(Beginning of PROVIDED DATA)

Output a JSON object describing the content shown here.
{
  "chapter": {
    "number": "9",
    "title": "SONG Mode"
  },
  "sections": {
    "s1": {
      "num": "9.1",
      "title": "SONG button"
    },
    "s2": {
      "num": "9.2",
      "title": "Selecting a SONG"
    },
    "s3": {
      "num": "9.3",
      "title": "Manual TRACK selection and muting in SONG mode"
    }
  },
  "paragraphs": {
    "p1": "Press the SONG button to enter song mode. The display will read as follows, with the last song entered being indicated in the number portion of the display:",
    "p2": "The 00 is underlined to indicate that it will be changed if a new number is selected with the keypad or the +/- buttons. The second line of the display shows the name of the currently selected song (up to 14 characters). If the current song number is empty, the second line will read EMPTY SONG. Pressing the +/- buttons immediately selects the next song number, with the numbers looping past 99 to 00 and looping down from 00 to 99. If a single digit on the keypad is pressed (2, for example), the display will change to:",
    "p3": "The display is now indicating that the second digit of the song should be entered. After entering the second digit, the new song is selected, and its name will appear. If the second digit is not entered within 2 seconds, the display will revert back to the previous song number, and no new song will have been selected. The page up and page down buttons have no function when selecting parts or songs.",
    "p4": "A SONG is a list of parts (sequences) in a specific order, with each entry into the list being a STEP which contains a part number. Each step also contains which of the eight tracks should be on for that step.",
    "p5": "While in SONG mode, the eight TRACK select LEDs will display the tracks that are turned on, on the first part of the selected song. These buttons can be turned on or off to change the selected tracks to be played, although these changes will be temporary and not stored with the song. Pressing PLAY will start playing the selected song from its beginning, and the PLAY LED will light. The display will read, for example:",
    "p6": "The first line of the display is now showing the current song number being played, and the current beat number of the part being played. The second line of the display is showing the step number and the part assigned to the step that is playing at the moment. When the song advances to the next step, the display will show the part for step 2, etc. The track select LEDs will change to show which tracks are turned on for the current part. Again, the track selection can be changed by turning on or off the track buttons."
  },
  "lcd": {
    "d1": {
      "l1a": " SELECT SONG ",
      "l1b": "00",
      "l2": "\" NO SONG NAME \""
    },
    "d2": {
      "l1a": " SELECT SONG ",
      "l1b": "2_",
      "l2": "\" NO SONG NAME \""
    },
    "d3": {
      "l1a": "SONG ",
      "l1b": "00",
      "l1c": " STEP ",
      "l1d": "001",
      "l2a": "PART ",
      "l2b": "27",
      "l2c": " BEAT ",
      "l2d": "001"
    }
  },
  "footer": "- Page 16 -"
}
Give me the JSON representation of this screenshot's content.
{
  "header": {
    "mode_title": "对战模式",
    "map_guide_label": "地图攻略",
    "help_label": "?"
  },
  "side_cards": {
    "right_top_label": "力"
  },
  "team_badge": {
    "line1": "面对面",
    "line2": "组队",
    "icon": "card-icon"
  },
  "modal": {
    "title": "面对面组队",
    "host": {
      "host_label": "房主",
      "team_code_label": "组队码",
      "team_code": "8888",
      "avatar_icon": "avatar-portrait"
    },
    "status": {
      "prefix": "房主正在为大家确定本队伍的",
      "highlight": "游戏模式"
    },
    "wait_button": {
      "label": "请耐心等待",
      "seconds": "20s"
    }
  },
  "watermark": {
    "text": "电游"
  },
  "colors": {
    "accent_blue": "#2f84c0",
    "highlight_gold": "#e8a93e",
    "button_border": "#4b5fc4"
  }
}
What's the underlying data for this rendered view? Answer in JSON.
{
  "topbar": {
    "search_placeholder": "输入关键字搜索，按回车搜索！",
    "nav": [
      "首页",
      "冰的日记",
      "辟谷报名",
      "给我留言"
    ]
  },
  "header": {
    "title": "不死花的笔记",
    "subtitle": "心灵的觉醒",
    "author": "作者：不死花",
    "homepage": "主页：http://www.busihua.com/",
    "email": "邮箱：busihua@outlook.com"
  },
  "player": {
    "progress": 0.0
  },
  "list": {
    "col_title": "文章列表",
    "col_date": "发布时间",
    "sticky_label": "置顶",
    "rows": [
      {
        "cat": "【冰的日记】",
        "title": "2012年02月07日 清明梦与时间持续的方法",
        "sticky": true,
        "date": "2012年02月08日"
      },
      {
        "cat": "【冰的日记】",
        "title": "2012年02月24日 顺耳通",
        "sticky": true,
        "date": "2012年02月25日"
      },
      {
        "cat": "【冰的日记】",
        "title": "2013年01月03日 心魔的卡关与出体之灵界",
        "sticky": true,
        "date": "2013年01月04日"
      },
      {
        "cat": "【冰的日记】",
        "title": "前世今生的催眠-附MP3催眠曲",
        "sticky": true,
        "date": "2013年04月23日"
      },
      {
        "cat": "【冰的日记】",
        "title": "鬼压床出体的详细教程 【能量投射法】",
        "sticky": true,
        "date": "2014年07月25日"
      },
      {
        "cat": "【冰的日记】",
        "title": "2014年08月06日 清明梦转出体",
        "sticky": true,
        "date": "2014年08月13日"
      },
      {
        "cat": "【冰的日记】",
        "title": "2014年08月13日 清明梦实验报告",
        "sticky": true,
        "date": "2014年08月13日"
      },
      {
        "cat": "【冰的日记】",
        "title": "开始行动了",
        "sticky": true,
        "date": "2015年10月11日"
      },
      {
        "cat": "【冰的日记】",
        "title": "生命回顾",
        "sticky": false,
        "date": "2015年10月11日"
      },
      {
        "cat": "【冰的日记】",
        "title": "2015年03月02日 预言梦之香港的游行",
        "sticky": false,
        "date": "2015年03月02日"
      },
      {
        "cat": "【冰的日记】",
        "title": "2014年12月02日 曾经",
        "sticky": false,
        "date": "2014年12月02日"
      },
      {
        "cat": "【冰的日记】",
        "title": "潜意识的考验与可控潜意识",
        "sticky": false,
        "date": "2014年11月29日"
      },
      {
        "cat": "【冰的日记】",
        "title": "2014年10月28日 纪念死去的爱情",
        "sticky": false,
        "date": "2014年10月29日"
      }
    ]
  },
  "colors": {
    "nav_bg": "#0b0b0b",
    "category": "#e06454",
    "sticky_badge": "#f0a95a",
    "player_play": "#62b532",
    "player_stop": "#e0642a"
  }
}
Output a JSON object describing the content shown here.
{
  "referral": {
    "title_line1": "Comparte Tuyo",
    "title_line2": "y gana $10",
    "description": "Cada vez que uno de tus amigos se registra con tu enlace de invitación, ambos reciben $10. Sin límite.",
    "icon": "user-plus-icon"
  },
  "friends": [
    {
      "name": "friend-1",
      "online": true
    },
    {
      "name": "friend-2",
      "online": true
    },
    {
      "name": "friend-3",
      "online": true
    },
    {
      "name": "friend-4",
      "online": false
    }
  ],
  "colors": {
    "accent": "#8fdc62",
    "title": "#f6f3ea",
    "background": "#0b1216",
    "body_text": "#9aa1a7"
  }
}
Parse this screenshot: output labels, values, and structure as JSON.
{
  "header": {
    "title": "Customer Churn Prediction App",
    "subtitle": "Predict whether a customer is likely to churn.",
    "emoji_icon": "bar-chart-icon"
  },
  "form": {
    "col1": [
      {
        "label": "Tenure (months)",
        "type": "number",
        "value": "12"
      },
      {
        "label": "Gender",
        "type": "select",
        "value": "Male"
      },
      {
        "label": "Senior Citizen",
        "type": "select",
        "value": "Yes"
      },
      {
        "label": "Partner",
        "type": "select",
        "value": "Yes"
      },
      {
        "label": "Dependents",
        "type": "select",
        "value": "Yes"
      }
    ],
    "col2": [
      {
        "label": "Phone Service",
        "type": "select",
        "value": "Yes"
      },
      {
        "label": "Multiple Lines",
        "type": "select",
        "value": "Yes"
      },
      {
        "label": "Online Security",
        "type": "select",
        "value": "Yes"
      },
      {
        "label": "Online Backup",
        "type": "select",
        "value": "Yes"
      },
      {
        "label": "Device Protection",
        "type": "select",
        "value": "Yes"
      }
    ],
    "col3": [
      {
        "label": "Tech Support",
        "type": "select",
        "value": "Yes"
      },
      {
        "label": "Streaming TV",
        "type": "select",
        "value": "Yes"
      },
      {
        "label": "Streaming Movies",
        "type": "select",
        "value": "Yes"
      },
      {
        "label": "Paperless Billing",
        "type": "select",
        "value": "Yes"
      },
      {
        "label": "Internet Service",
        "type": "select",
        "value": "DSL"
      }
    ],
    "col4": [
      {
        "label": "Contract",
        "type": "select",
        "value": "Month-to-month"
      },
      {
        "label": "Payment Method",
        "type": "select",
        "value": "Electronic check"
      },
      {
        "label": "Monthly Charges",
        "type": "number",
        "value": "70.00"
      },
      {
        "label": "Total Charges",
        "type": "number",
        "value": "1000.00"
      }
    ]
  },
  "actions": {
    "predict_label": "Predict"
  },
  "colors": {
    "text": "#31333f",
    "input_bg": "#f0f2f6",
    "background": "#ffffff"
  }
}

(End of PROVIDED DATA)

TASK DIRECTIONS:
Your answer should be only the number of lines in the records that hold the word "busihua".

REPLY:
2